Work instructions:
For each line below that contains the string "конец", copy that line.

Available data section start

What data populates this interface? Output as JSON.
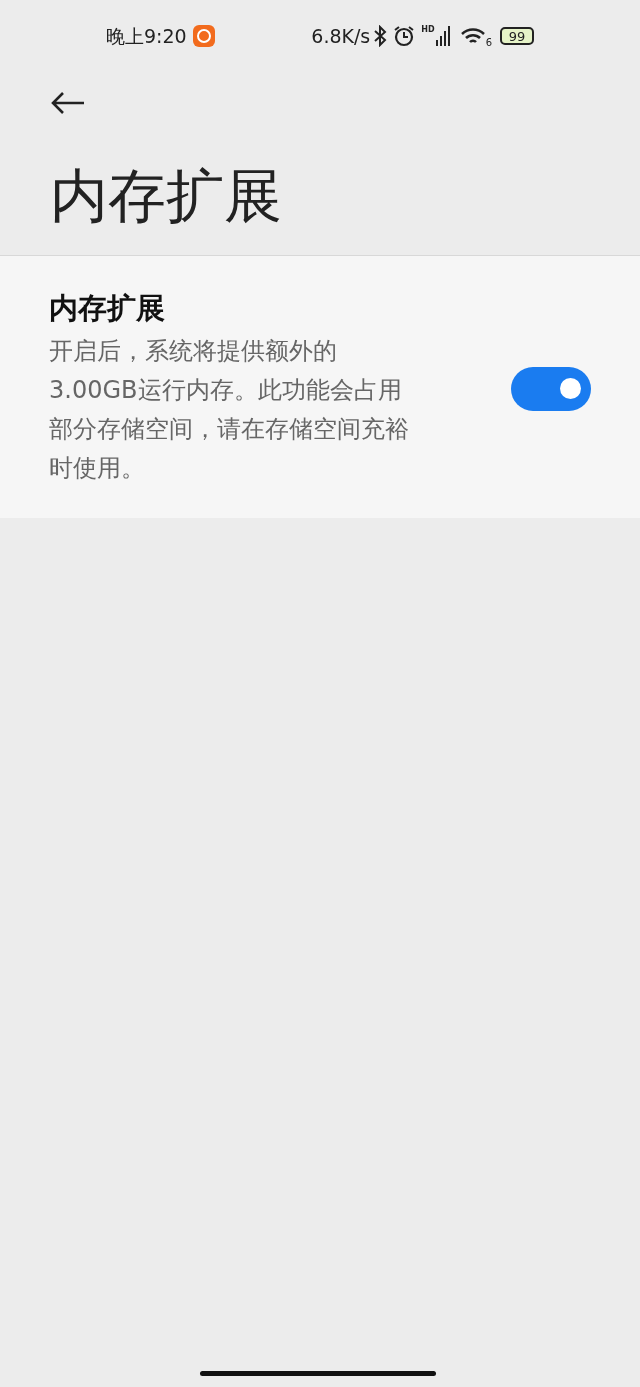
{
  "status_bar": {
    "time": "晚上9:20",
    "net_speed": "6.8K/s",
    "signal_label": "HD",
    "wifi_badge": "6",
    "battery": "99"
  },
  "page": {
    "title": "内存扩展"
  },
  "settings": [
    {
      "kind": "toggle",
      "title": "内存扩展",
      "description_lines": [
        "开启后，系统将提供额外的",
        "3.00GB运行内存。此功能会占用",
        "部分存储空间，请在存储空间充裕",
        "时使用。"
      ],
      "on": true
    }
  ]
}
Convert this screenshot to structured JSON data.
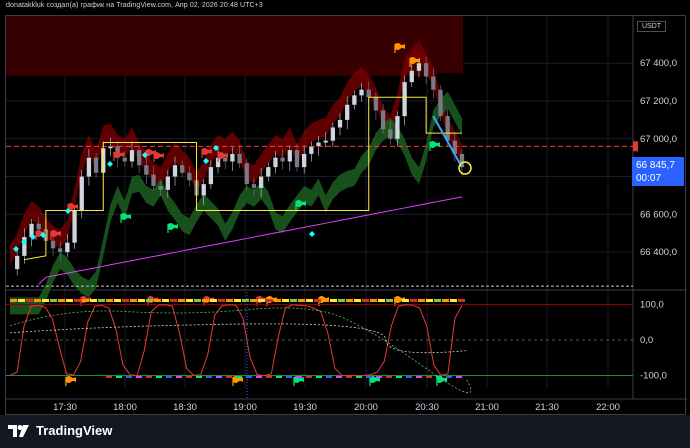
{
  "header": {
    "text": "donatakkluk создал(а) график на TradingView.com, Апр 02, 2026 20:48 UTC+3"
  },
  "currency_label": "USDT",
  "price_tag": {
    "price": "66 845,7",
    "countdown": "00:07"
  },
  "brand": {
    "name": "TradingView"
  },
  "colors": {
    "background": "#000000",
    "up": "#26a69a",
    "flag_red": "#e53935",
    "flag_green": "#00e676",
    "flag_orange": "#ff9800",
    "yellow": "#ffeb3b",
    "magenta": "#e040fb",
    "price_tag": "#2962ff",
    "cloud_red": "#7f0000",
    "cloud_green": "#1b5e20"
  },
  "chart_data": [
    {
      "type": "line",
      "title": "",
      "series": [
        {
          "values": [
            66310,
            66380,
            66480,
            66550,
            66520,
            66460,
            66420,
            66400,
            66450,
            66620,
            66800,
            66900,
            66820,
            66950,
            66960,
            66900,
            66880,
            66940,
            66860,
            66810,
            66750,
            66730,
            66800,
            66860,
            66820,
            66780,
            66700,
            66760,
            66850,
            66900,
            66880,
            66920,
            66870,
            66760,
            66740,
            66800,
            66850,
            66900,
            66880,
            66940,
            66850,
            66920,
            66960,
            66980,
            66990,
            67060,
            67100,
            67180,
            67230,
            67260,
            67220,
            67150,
            67050,
            67000,
            67120,
            67300,
            67360,
            67400,
            67330,
            67260,
            67120,
            66990,
            66920,
            66850
          ]
        }
      ],
      "x_ticks": [
        "17:30",
        "18:00",
        "18:30",
        "19:00",
        "19:30",
        "20:00",
        "20:30",
        "21:00",
        "21:30",
        "22:00"
      ],
      "y_ticks": [
        "67 400,0",
        "67 200,0",
        "67 000,0",
        "66 800,0",
        "66 600,0",
        "66 400,0"
      ],
      "ylim": [
        66210,
        67650
      ],
      "price_line": 66960
    },
    {
      "type": "line",
      "title": "",
      "series": [
        {
          "values": [
            -100,
            -90,
            40,
            95,
            98,
            92,
            60,
            -20,
            -95,
            -98,
            -60,
            50,
            95,
            98,
            90,
            30,
            -70,
            -98,
            -100,
            -30,
            80,
            98,
            99,
            95,
            20,
            -80,
            -99,
            -98,
            -40,
            70,
            96,
            99,
            98,
            60,
            -50,
            -97,
            -100,
            -95,
            10,
            90,
            99,
            98,
            96,
            90,
            80,
            20,
            -80,
            -99,
            -100,
            -100,
            -100,
            -98,
            -90,
            -60,
            40,
            95,
            99,
            98,
            90,
            40,
            -70,
            -99,
            -95,
            60,
            98
          ]
        }
      ],
      "y_ticks": [
        "100,0",
        "0,0",
        "-100,0"
      ],
      "ylim": [
        -135,
        135
      ]
    }
  ]
}
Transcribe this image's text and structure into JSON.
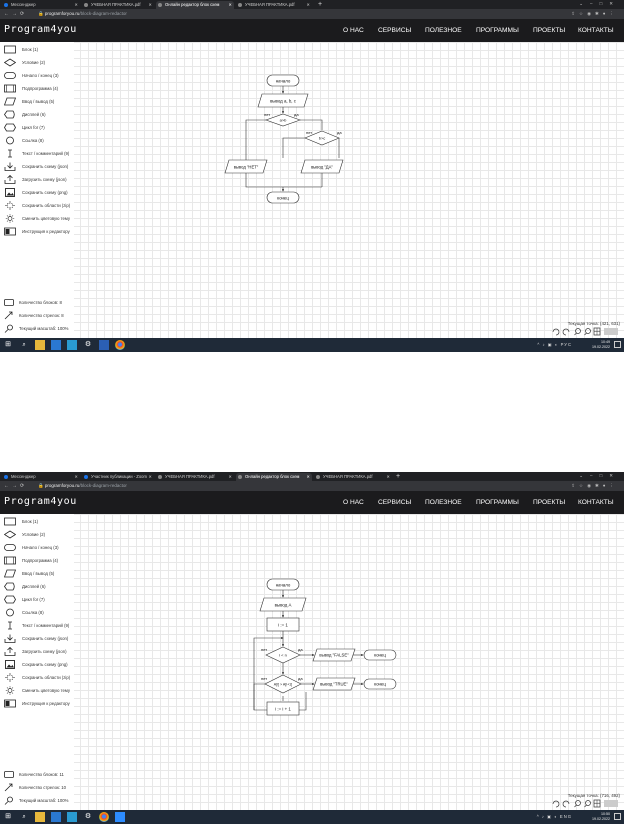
{
  "screens": [
    {
      "tabs": [
        {
          "label": "Мессенджер",
          "active": false
        },
        {
          "label": "УЧЕБНАЯ ПРАКТИКА.pdf",
          "active": false
        },
        {
          "label": "Онлайн редактор блок схем",
          "active": true
        },
        {
          "label": "УЧЕБНАЯ ПРАКТИКА.pdf",
          "active": false
        }
      ],
      "url_host": "programforyou.ru",
      "url_path": "/block-diagram-redactor",
      "site": {
        "logo": "Program4you",
        "menu": [
          "О НАС",
          "СЕРВИСЫ",
          "ПОЛЕЗНОЕ",
          "ПРОГРАММЫ",
          "ПРОЕКТЫ",
          "КОНТАКТЫ"
        ]
      },
      "toolbar": [
        {
          "label": "Блок (1)",
          "icon": "block-icon"
        },
        {
          "label": "Условие (2)",
          "icon": "condition-icon"
        },
        {
          "label": "Начало / конец (3)",
          "icon": "terminator-icon"
        },
        {
          "label": "Подпрограмма (4)",
          "icon": "subprogram-icon"
        },
        {
          "label": "Ввод / вывод (5)",
          "icon": "io-icon"
        },
        {
          "label": "Дисплей (6)",
          "icon": "display-icon"
        },
        {
          "label": "Цикл for (7)",
          "icon": "loop-icon"
        },
        {
          "label": "Ссылка (8)",
          "icon": "link-icon"
        },
        {
          "label": "Текст / комментарий (9)",
          "icon": "text-icon"
        },
        {
          "label": "Сохранить схему (json)",
          "icon": "download-icon"
        },
        {
          "label": "Загрузить схему (json)",
          "icon": "upload-icon"
        },
        {
          "label": "Сохранить схему (png)",
          "icon": "image-icon"
        },
        {
          "label": "Сохранить области (zip)",
          "icon": "area-icon"
        },
        {
          "label": "Сменить цветовую тему",
          "icon": "theme-icon"
        },
        {
          "label": "Инструкция к редактору",
          "icon": "manual-icon"
        }
      ],
      "stats": {
        "blocks": "Количество блоков: 8",
        "arrows": "Количество стрелок: 8",
        "scale": "Текущий масштаб: 100%"
      },
      "coords": "Текущая точка: (421, 631)",
      "tray": {
        "lang": "РУС",
        "time": "10:49",
        "date": "19.02.2022"
      },
      "diagram": {
        "start": "начало",
        "input": "вывод a, b, c",
        "cond1": "a>b",
        "cond2": "b>c",
        "no": "нет",
        "yes": "да",
        "out_no": "вывод \"НЕТ\"",
        "out_yes": "вывод \"ДА\"",
        "end": "конец"
      }
    },
    {
      "tabs": [
        {
          "label": "Мессенджер",
          "active": false
        },
        {
          "label": "Участник публикации - Zoom",
          "active": false
        },
        {
          "label": "УЧЕБНАЯ ПРАКТИКА.pdf",
          "active": false
        },
        {
          "label": "Онлайн редактор блок схем",
          "active": true
        },
        {
          "label": "УЧЕБНАЯ ПРАКТИКА.pdf",
          "active": false
        }
      ],
      "url_host": "programforyou.ru",
      "url_path": "/block-diagram-redactor",
      "site": {
        "logo": "Program4you",
        "menu": [
          "О НАС",
          "СЕРВИСЫ",
          "ПОЛЕЗНОЕ",
          "ПРОГРАММЫ",
          "ПРОЕКТЫ",
          "КОНТАКТЫ"
        ]
      },
      "toolbar": [
        {
          "label": "Блок (1)",
          "icon": "block-icon"
        },
        {
          "label": "Условие (2)",
          "icon": "condition-icon"
        },
        {
          "label": "Начало / конец (3)",
          "icon": "terminator-icon"
        },
        {
          "label": "Подпрограмма (4)",
          "icon": "subprogram-icon"
        },
        {
          "label": "Ввод / вывод (5)",
          "icon": "io-icon"
        },
        {
          "label": "Дисплей (6)",
          "icon": "display-icon"
        },
        {
          "label": "Цикл for (7)",
          "icon": "loop-icon"
        },
        {
          "label": "Ссылка (8)",
          "icon": "link-icon"
        },
        {
          "label": "Текст / комментарий (9)",
          "icon": "text-icon"
        },
        {
          "label": "Сохранить схему (json)",
          "icon": "download-icon"
        },
        {
          "label": "Загрузить схему (json)",
          "icon": "upload-icon"
        },
        {
          "label": "Сохранить схему (png)",
          "icon": "image-icon"
        },
        {
          "label": "Сохранить области (zip)",
          "icon": "area-icon"
        },
        {
          "label": "Сменить цветовую тему",
          "icon": "theme-icon"
        },
        {
          "label": "Инструкция к редактору",
          "icon": "manual-icon"
        }
      ],
      "stats": {
        "blocks": "Количество блоков: 11",
        "arrows": "Количество стрелок: 10",
        "scale": "Текущий масштаб: 100%"
      },
      "coords": "Текущая точка: (716, 492)",
      "tray": {
        "lang": "ENG",
        "time": "10:50",
        "date": "19.02.2022"
      },
      "diagram": {
        "start": "начало",
        "input": "вывод A",
        "init": "i := 1",
        "cond1": "i < n",
        "cond2": "A[i] > A[i+1]",
        "no": "нет",
        "yes": "да",
        "out_false": "вывод \"FALSE\"",
        "out_true": "вывод \"TRUE\"",
        "end1": "конец",
        "end2": "конец",
        "incr": "i := i + 1"
      }
    }
  ]
}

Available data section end

Response area:
          "label": "Начало / конец (3)",
        "end": "конец"
          "label": "Начало / конец (3)",
        "end1": "конец",
        "end2": "конец",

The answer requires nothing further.